Back in Connecticut, investigators were attempting to find the cause of the blaze:
BRIDGEPORT, CONN. POST November 26, 1946
CAUSE IN DOUBT IN KELLER BLAZE!
State Joins Easton Chief in Probe of $50,000 Fire.
EASTON, Nov. 26. Investigation of the cause of the fire which on Saturday razed the Redding road home of Miss Helen Keller, blind educator, was being continued today, Fire Chief Arthur J Bush said. Preliminary investigation yesterday by State Policeman James M. Riordon, representing the State Fire Marshal, and town fire and police officials unearthed no conclusive evidence regarding the cause of the blaze, although investigators believed it possible that the fire resulted from a defective oil burner, Chief Bush said.
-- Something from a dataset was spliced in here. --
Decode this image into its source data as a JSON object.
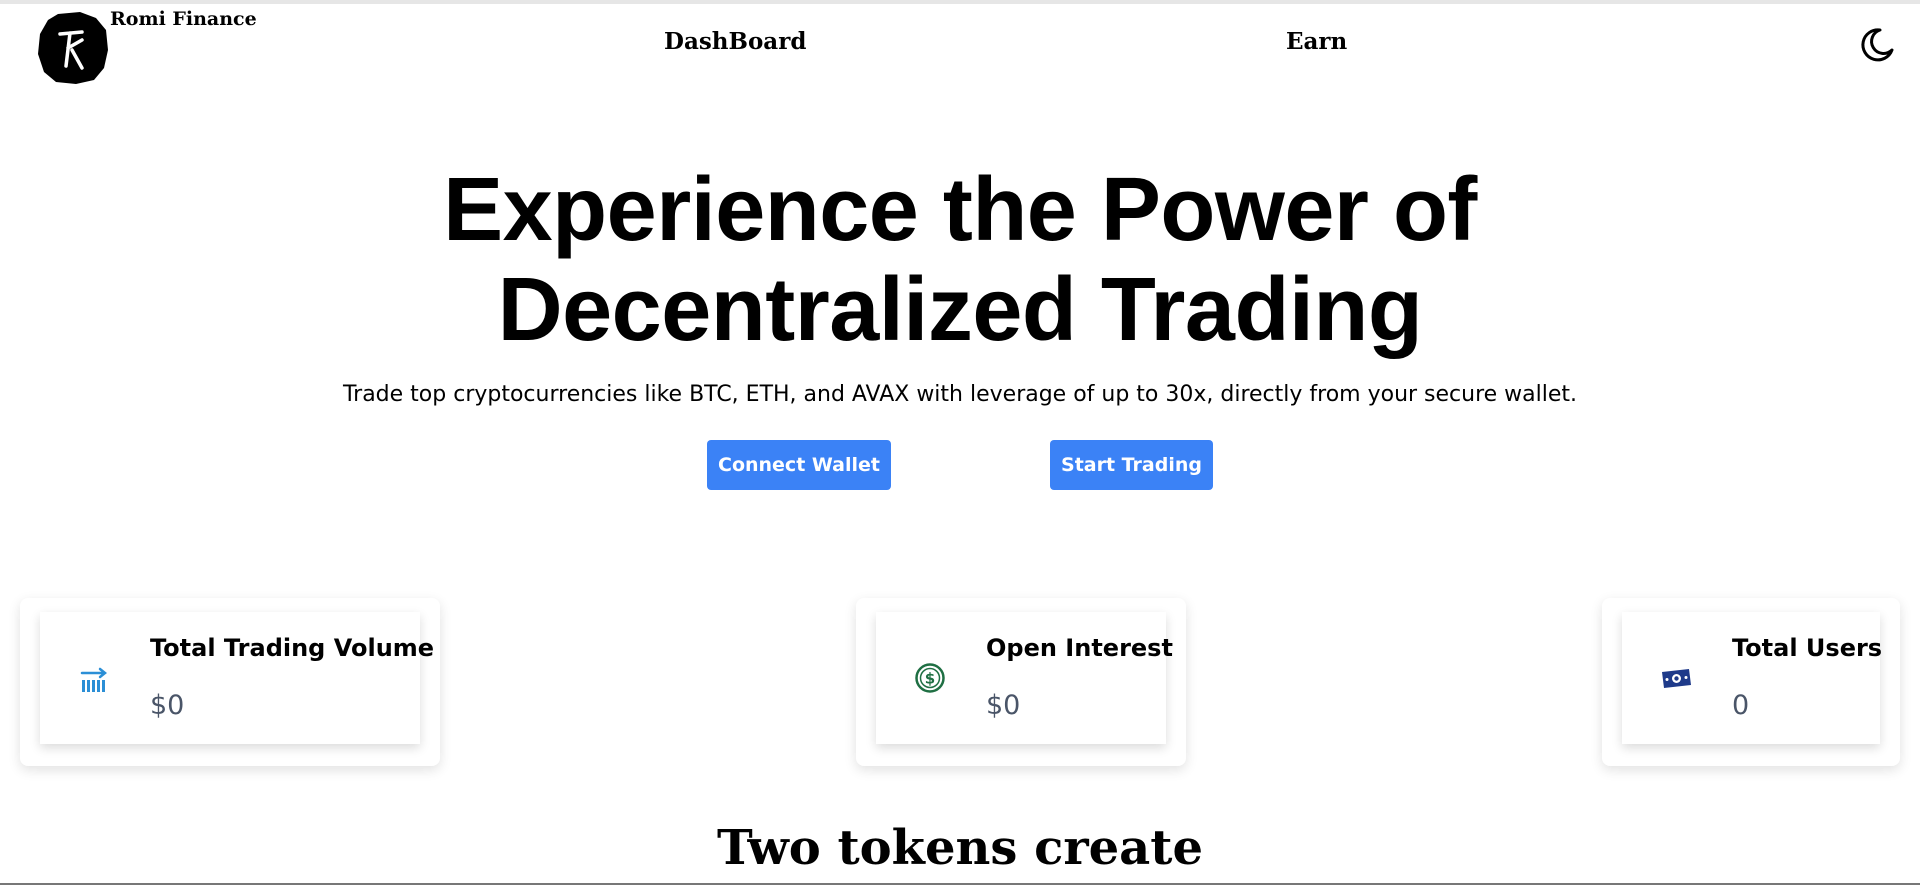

During the three-hour search of the ruins, it was officially confirmed that a furnace repairman had been admitted Friday to the closed home to turn on the oil burning furnace as a protection against anticipated cold weather. The investigators also disclosed that neighbors reported seeing smoke issuing from the chimney of the house as early as 6:30 a.m. Saturday. The 12-room house, known as “Windy Ridge”, was closed in October when Miss Keller went abroad. Built in 1939 at a cost of $25,000, it contained a valuable collection of antique and exotic furnishings, none of which was saved. Damage was estimated unofficially by Fire Chief Arthur Bush at more than $50,000. An accurate estimate of the loss cannot be made until Miss Keller is reached and can give an inventory of what was in the home. Attempts have been made by Mrs. Charles Rauschkolb, a neighbor, to contact Miss Keller in Europe through blind institutions in New York and Paris, but Miss Keller is believed to be visiting homes for the blind in either Greece or Rome at this time, officials said.
The “Windy Ridge” reference in the above article had once been the name of the property and the original house that was there when Helen Keller decided to build in 1938. The name was changed to Arcan Ridge in 1939 when the new house was first completed. Arcan was the name of a Scottish village that Helen had visited a few years before that she very much favored.
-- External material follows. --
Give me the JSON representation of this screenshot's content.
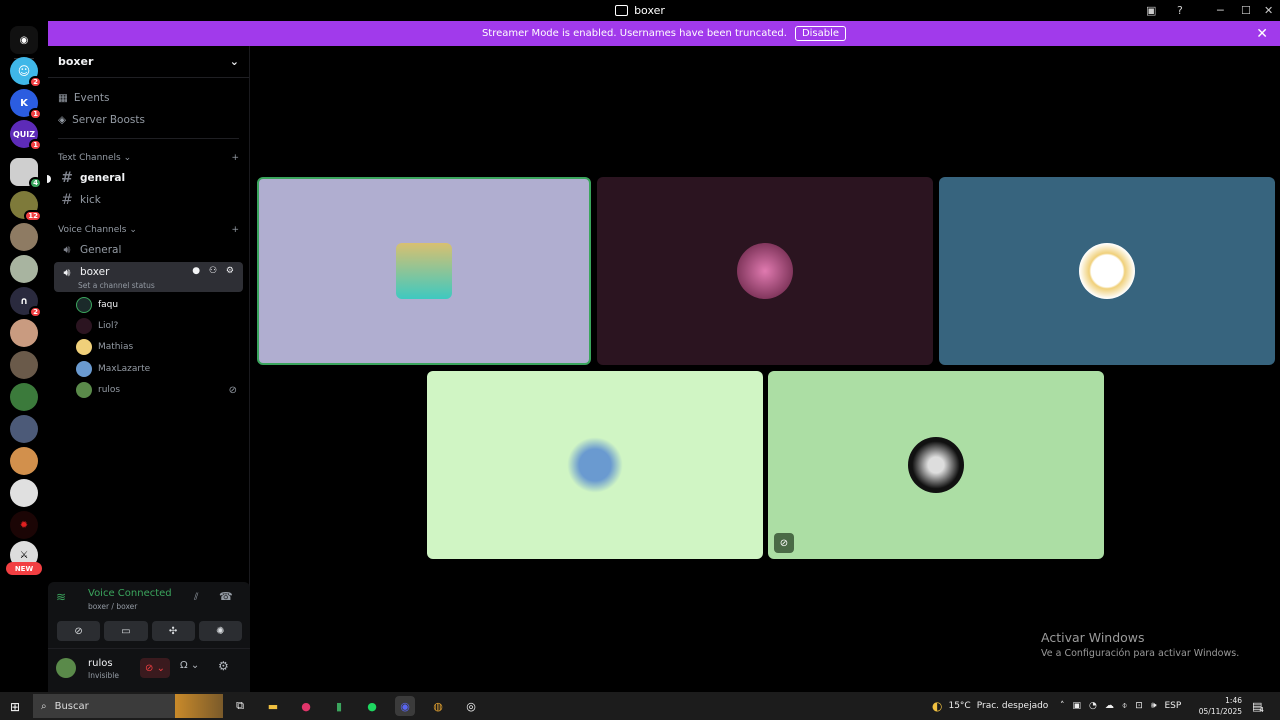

Arcan Ridge was completely rebuilt and ready for occupancy in October of 1947. Built under the supervision of the original architect, Charles Cameron Clark, the new house was exactly like the first with only one or two minor modifications relating to the dining porch at the rear of the building. Polly lived there until her death on March 20, 1960. Helen Keller called Arcan Ridge home until her own passing on June 1, 1968.